Tip 6: Panning and Stereo Imaging

Creating a wide and balanced stereo image is crucial for a professional-sounding mix. Use panning to place instruments in different positions within the stereo field. This not only creates width but also ensures that each element is clearly heard.

Experiment with stereo enhancers and mid/side processing to add depth and width. Be careful not to overdo it, as excessive widening can cause phase issues.

Panning and Stereo Imaging Tips:

  • Panning: Spread instruments across the stereo field to create space.
  • Stereo Enhancers: Use these effects to widen the stereo image.
  • Mid/Side Processing: Adjust the balance between the center and the sides for better spatial clarity.

Tip 7: Reverb and Delay

Reverb and delay are essential for adding depth and space to your mix. Use reverb to create a sense of environment and delay to add rhythmic interest and dimension.
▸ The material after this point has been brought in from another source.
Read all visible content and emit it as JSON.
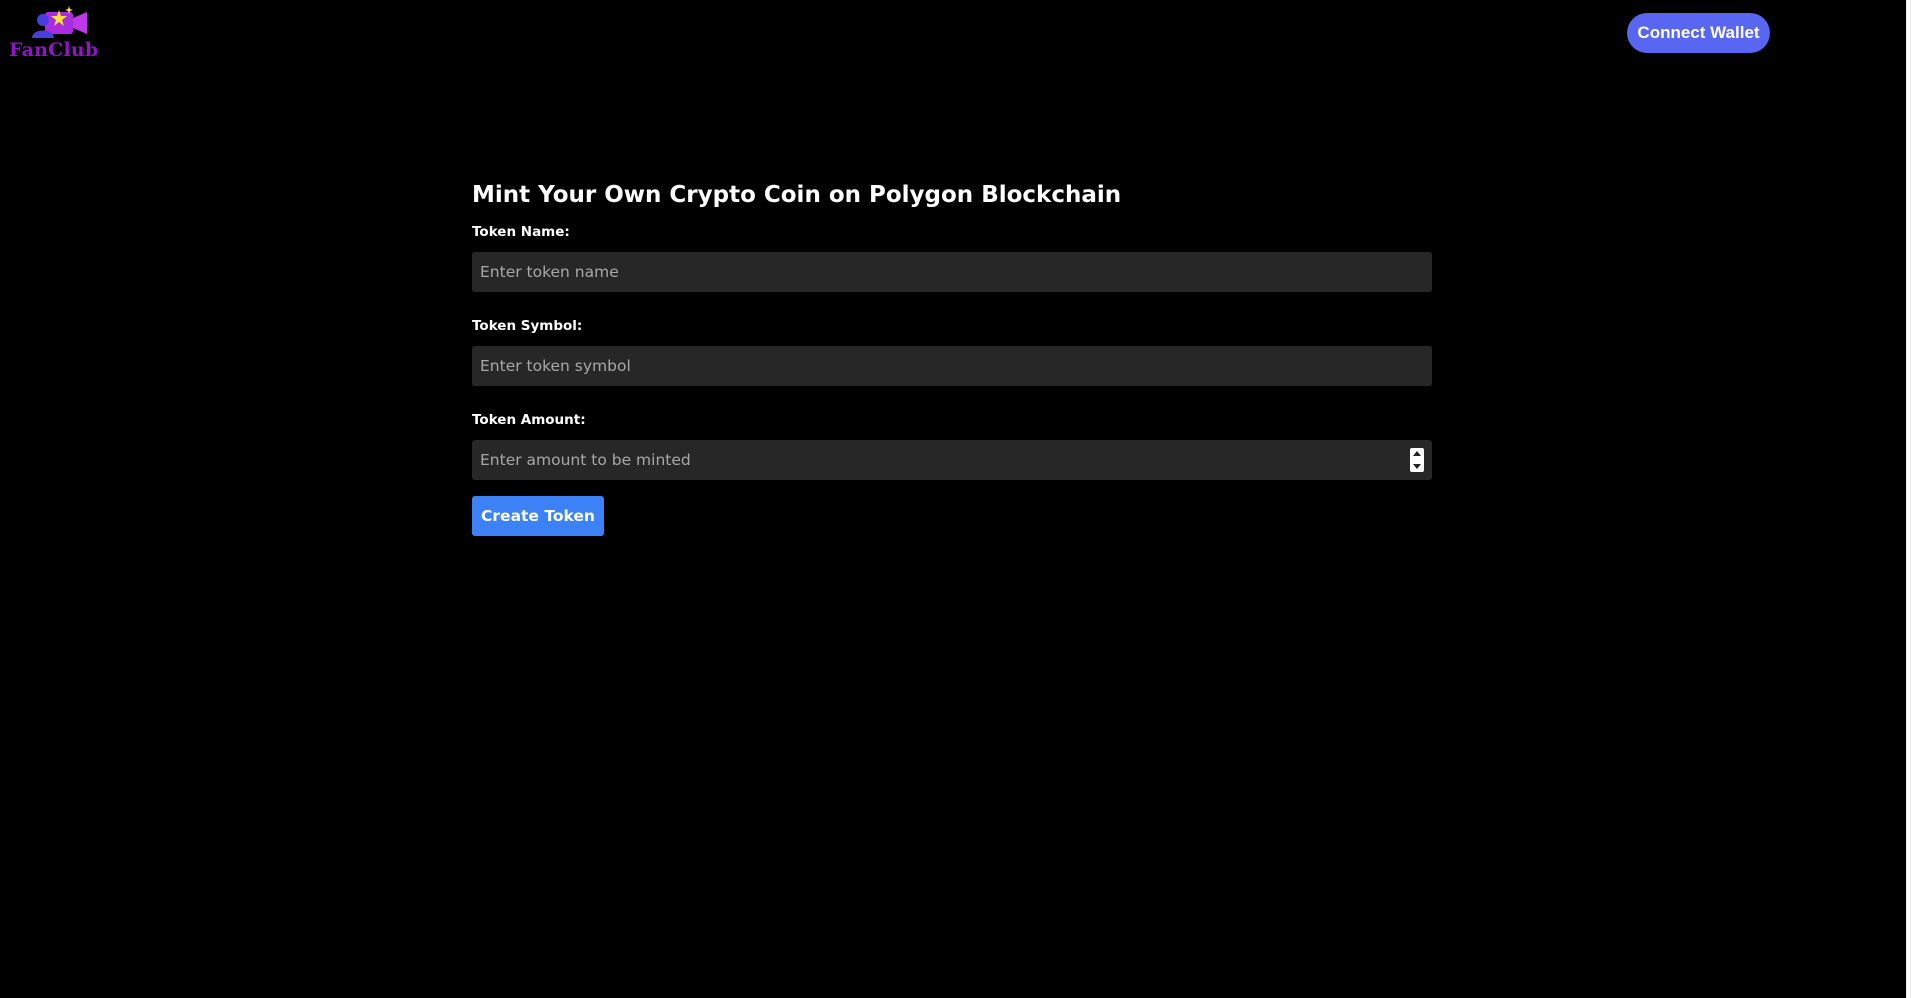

Different types of reverb (plate, hall, room) have unique characteristics. Choose the type that best fits the instrument and the overall vibe of your mix. Similarly, use delay to create echoes that enhance the rhythmic and spatial elements of your track.

Reverb and Delay Tips:

  • Reverb Types: Select the appropriate reverb type for each element.
  • Pre-Delay and Decay: Adjust these settings to control the reverb’s character and length.
  • Delay Timing: Sync the delay to the tempo of your track for a cohesive feel.

Additional Advice


Bonus Tip: Fresh Ears and Breaks

Taking regular breaks during mixing and mastering sessions is crucial for maintaining objectivity and preventing ear fatigue. Our ears can quickly become accustomed to certain frequencies, leading to poor judgment calls. Stepping away from your project and returning with fresh ears helps you hear your mix more accurately and make better decisions.

Tips for Taking Breaks:

  • Scheduled Breaks: Plan short breaks every 30-60 minutes.
  • Change of Environment: Step outside or move to a different room to reset your ears.
  • Critical Listening: After a break, listen to your mix at a lower volume to identify any issues.

Bonus Tip: Invest in Good Monitoring

The quality of your monitors and headphones has a significant impact on your mixing and mastering decisions. Investing in high-quality monitoring equipment ensures that you hear your tracks accurately, allowing you to make precise adjustments.

Tips for Monitoring:

  • Studio Monitors: Choose flat-response monitors that provide an accurate representation of your mix.
  • Headphones: Use professional-grade headphones for detailed listening, but rely primarily on monitors for balance.
  • Room Treatment: Treat your room with acoustic panels and bass traps to minimize reflections and standing waves.

Bonus Tip: Trust Your Instincts

While technical knowledge and tools are essential, trusting your instincts is equally important. Music is an art form, and sometimes the best decisions come from intuition and creativity. Don’t be afraid to experiment and take risks. If something sounds good, it probably is.

Tips for Trusting Your Instincts:

  • Experiment: Try unconventional techniques and see how they impact your mix.
  • Listen Critically: Develop your critical listening skills to better trust your judgments.
  • Balance: Find a balance between technical precision and creative intuition.

Bonus Tip: Continuous Learning

The world of mixing and mastering is constantly evolving, with new techniques, tools, and trends emerging regularly. Stay updated by continuously learning and experimenting with new methods.

Tips for Continuous Learning:

  • Online Courses: Enroll in courses and workshops to expand your skills.
  • Industry Publications: Follow blogs, magazines, and forums to stay informed.
  • Networking: Connect with other professionals to exchange knowledge and experiences.

Conclusion

Recap of the top 10 tips for professional mixing and mastering:

  1. Organize Your Session
  2. Gain Staging
  3. Use High-Quality References
  4. EQ and Frequency Balance
  5. Compression Techniques
  6. Panning and Stereo Imaging
  7. Reverb and Delay
  8. Loudness and Dynamics
  9. Final EQ and Tonal Balance
  10. Final Limiting

By following these tips, you can achieve a polished, professional sound that stands out in today’s competitive music industry. Remember to experiment, trust your instincts, and continuously learn to refine your craft.